Ernie the Maria Island eagle

wedge tailed eagle taking flight

As other eagles his age were flying thousands of kilometres around Tasmania, Ernie has been reluctant to leave Maria Island. Ernie is part of a long term study at UTAS radio tracking young wedge-tailed eagles to better understand their movements after they leave the nest.

A few months after fledging the nest, young Tasmanian wedge-tailed eagles leave their parents’ territory and spend a number of years flying around the Tasmanian landscape, a process called natal dispersal, until they eventually settle in their own territory. Of the 25 young wedge-tailed eagles the project has been tracking, 24 have been flying thousands of kilometres around Tasmania as they disperse. Meanwhile, Ernie the Maria Island wedgie has been reluctant to leave his island home.

Once young eagles leave the nest, they stay with their parents in their territory for a period of time whilst they learn how to be an eagle and fend for themselves. Here they remain often for over a year. Ernie was especially reluctant to leave home, finally leaving his parents’ territory 19 months after fledging his nest.

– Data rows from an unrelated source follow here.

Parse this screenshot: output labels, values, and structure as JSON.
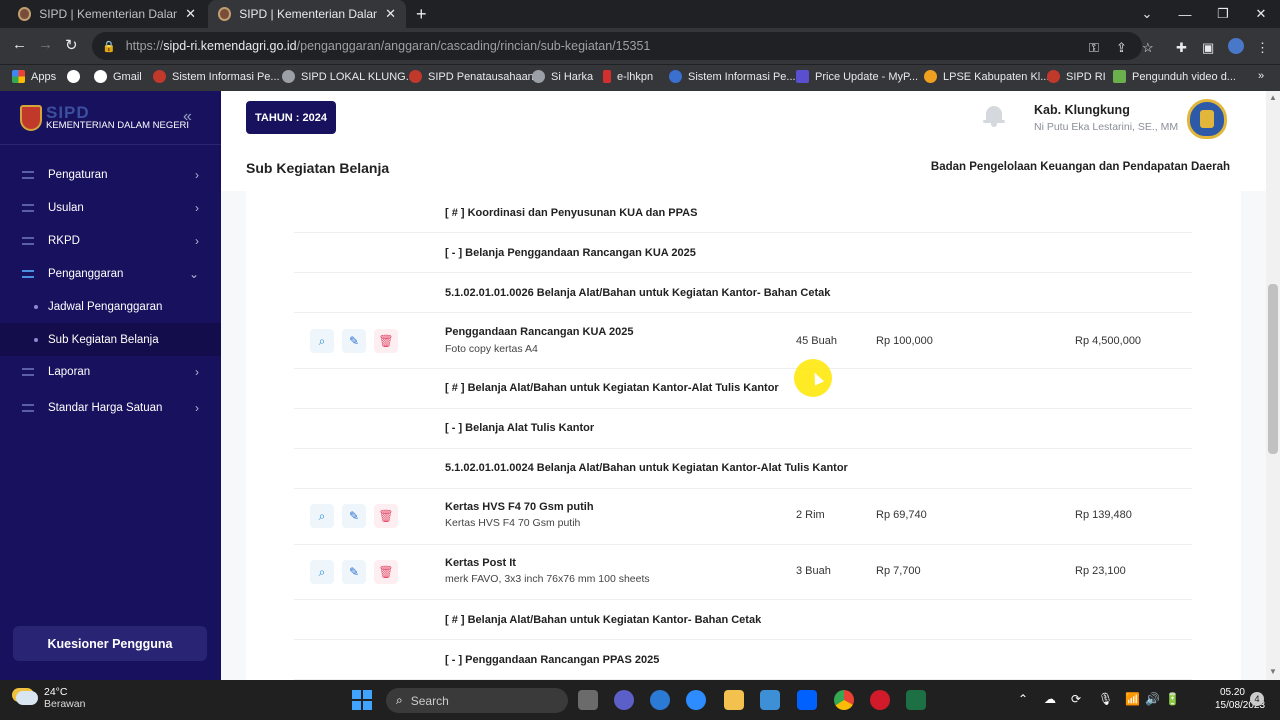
{
  "browser": {
    "tabs": [
      {
        "title": "SIPD | Kementerian Dalam Negeri",
        "active": false
      },
      {
        "title": "SIPD | Kementerian Dalam Negeri",
        "active": true
      }
    ],
    "url_prefix": "https://",
    "url_host": "sipd-ri.kemendagri.go.id",
    "url_path": "/penganggaran/anggaran/cascading/rincian/sub-kegiatan/15351",
    "bookmarks": [
      {
        "label": "Apps",
        "icon": "apps-icon",
        "color": "#ea4335"
      },
      {
        "label": "Gmail",
        "icon": "google-icon",
        "color": "#ffffff"
      },
      {
        "label": "Sistem Informasi Pe...",
        "icon": "sipd-icon",
        "color": "#c0392b"
      },
      {
        "label": "SIPD LOKAL KLUNG...",
        "icon": "globe-icon",
        "color": "#9aa0a6"
      },
      {
        "label": "SIPD Penatausahaan",
        "icon": "sipd-icon",
        "color": "#c0392b"
      },
      {
        "label": "Si Harka",
        "icon": "globe-icon",
        "color": "#9aa0a6"
      },
      {
        "label": "e-lhkpn",
        "icon": "lhkpn-icon",
        "color": "#d32f2f"
      },
      {
        "label": "Sistem Informasi Pe...",
        "icon": "emblem-icon",
        "color": "#3b6fd0"
      },
      {
        "label": "Price Update - MyP...",
        "icon": "myp-icon",
        "color": "#5a4fcf"
      },
      {
        "label": "LPSE Kabupaten Kl...",
        "icon": "lpse-icon",
        "color": "#f0a020"
      },
      {
        "label": "SIPD RI",
        "icon": "sipd-icon",
        "color": "#c0392b"
      },
      {
        "label": "Pengunduh video d...",
        "icon": "download-icon",
        "color": "#6ab04c"
      }
    ]
  },
  "sidebar": {
    "brand": "SIPD",
    "subtitle": "KEMENTERIAN DALAM NEGERI",
    "menu": [
      {
        "label": "Pengaturan"
      },
      {
        "label": "Usulan"
      },
      {
        "label": "RKPD"
      },
      {
        "label": "Penganggaran"
      },
      {
        "label": "Jadwal Penganggaran"
      },
      {
        "label": "Sub Kegiatan Belanja"
      },
      {
        "label": "Laporan"
      },
      {
        "label": "Standar Harga Satuan"
      }
    ],
    "kuesioner": "Kuesioner Pengguna"
  },
  "header": {
    "tahun": "TAHUN : 2024",
    "region": "Kab. Klungkung",
    "user": "Ni Putu Eka Lestarini, SE., MM",
    "page_title": "Sub Kegiatan Belanja",
    "agency": "Badan Pengelolaan Keuangan dan Pendapatan Daerah"
  },
  "rows": [
    {
      "type": "group",
      "text": "[ # ] Koordinasi dan Penyusunan KUA dan PPAS"
    },
    {
      "type": "group",
      "text": "[ - ] Belanja Penggandaan Rancangan KUA 2025"
    },
    {
      "type": "group",
      "text": "5.1.02.01.01.0026 Belanja Alat/Bahan untuk Kegiatan Kantor- Bahan Cetak"
    },
    {
      "type": "item",
      "name": "Penggandaan Rancangan KUA 2025",
      "spec": "Foto copy kertas A4",
      "qty": "45 Buah",
      "price": "Rp 100,000",
      "total": "Rp 4,500,000"
    },
    {
      "type": "group",
      "text": "[ # ] Belanja Alat/Bahan untuk Kegiatan Kantor-Alat Tulis Kantor"
    },
    {
      "type": "group",
      "text": "[ - ] Belanja Alat Tulis Kantor"
    },
    {
      "type": "group",
      "text": "5.1.02.01.01.0024 Belanja Alat/Bahan untuk Kegiatan Kantor-Alat Tulis Kantor"
    },
    {
      "type": "item",
      "name": "Kertas HVS F4 70 Gsm putih",
      "spec": "Kertas HVS F4 70 Gsm putih",
      "qty": "2 Rim",
      "price": "Rp 69,740",
      "total": "Rp 139,480"
    },
    {
      "type": "item",
      "name": "Kertas Post It",
      "spec": "merk FAVO, 3x3 inch 76x76 mm 100 sheets",
      "qty": "3 Buah",
      "price": "Rp 7,700",
      "total": "Rp 23,100"
    },
    {
      "type": "group",
      "text": "[ # ] Belanja Alat/Bahan untuk Kegiatan Kantor- Bahan Cetak"
    },
    {
      "type": "group",
      "text": "[ - ] Penggandaan Rancangan PPAS 2025"
    }
  ],
  "taskbar": {
    "temp": "24°C",
    "weather": "Berawan",
    "search": "Search",
    "time": "05.20",
    "date": "15/08/2023",
    "notifications": "4"
  }
}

Whilst the other birds will cover thousands of kilometres as they cruise around Tasmania, Ernie was staying confined to Maria Island. However, Ernie stayed on Maria Island. Wedge-tailed eagles generally don’t like flying over open water, so it is likely that flying the 4–5 km between Maria Island and mainland Tasmania was a daunting prospect for Ernie.

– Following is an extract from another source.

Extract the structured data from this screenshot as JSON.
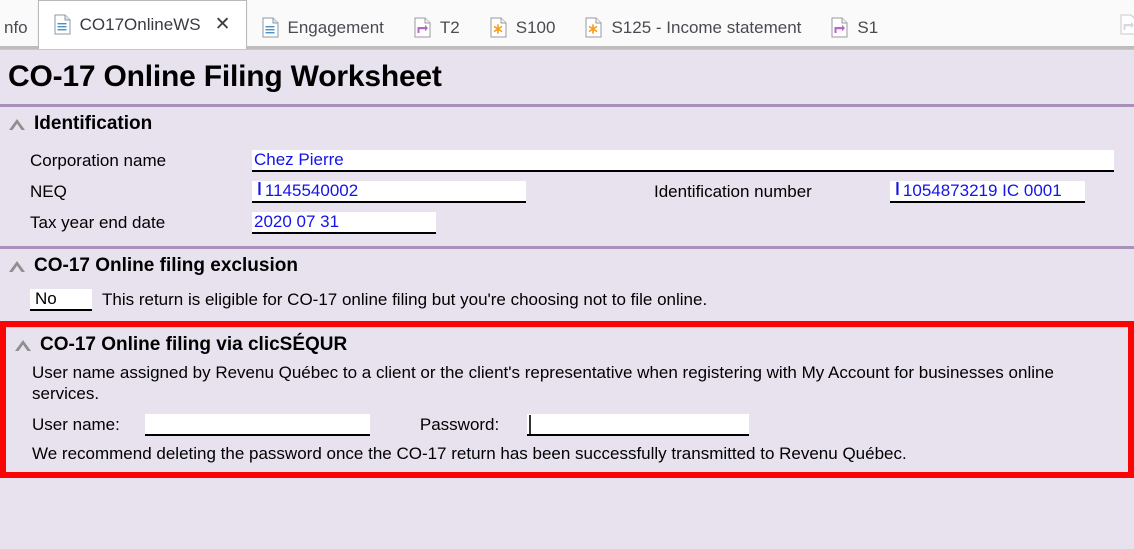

After over two and a half years covering almost every corner of Maria Island, Ernie finally made a brave flight to the Tasmanian mainland. Picking a warm clear day with an easterly breeze, Ernie left the south of Maria and touched down near Pine Creek Beach on the east coast of Tasmania. He then travelled inland, spending a couple of months around the Mount Morrison Forest Reserve.

At five years old, Ernie is currently back on Maria Island and potentially searching for a place to establish his own territory.

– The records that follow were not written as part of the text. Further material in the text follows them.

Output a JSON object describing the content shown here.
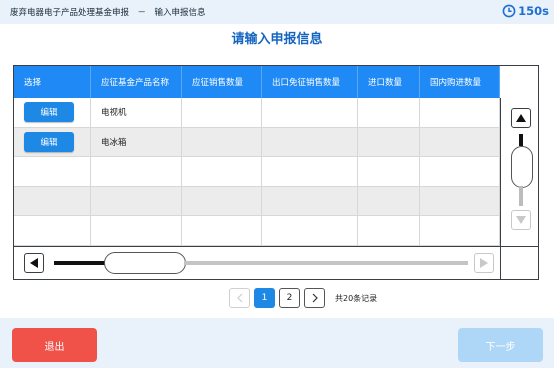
{
  "header": {
    "breadcrumb": "废弃电器电子产品处理基金申报　－　输入申报信息",
    "timer": "150s",
    "timer_icon": "clock-icon"
  },
  "page_title": "请输入申报信息",
  "table": {
    "columns": [
      "选择",
      "应征基金产品名称",
      "应征销售数量",
      "出口免征销售数量",
      "进口数量",
      "国内购进数量"
    ],
    "rows": [
      {
        "action": "编辑",
        "product": "电视机",
        "sales": "",
        "export": "",
        "import": "",
        "domestic": ""
      },
      {
        "action": "编辑",
        "product": "电冰箱",
        "sales": "",
        "export": "",
        "import": "",
        "domestic": ""
      },
      {
        "action": "",
        "product": "",
        "sales": "",
        "export": "",
        "import": "",
        "domestic": ""
      },
      {
        "action": "",
        "product": "",
        "sales": "",
        "export": "",
        "import": "",
        "domestic": ""
      },
      {
        "action": "",
        "product": "",
        "sales": "",
        "export": "",
        "import": "",
        "domestic": ""
      }
    ]
  },
  "pagination": {
    "pages": [
      "1",
      "2"
    ],
    "current": "1",
    "total": "共20条记录"
  },
  "footer": {
    "exit_label": "退出",
    "next_label": "下一步"
  },
  "colors": {
    "accent": "#1e88e5",
    "header_blue": "#1f8af5",
    "exit_red": "#f0524a",
    "next_disabled": "#aed7f7",
    "bar_bg": "#e9f2fb"
  }
}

Read more about Ernie and watch an animation of Ernie’s GPS data collected between January 2021 and February 2023 here!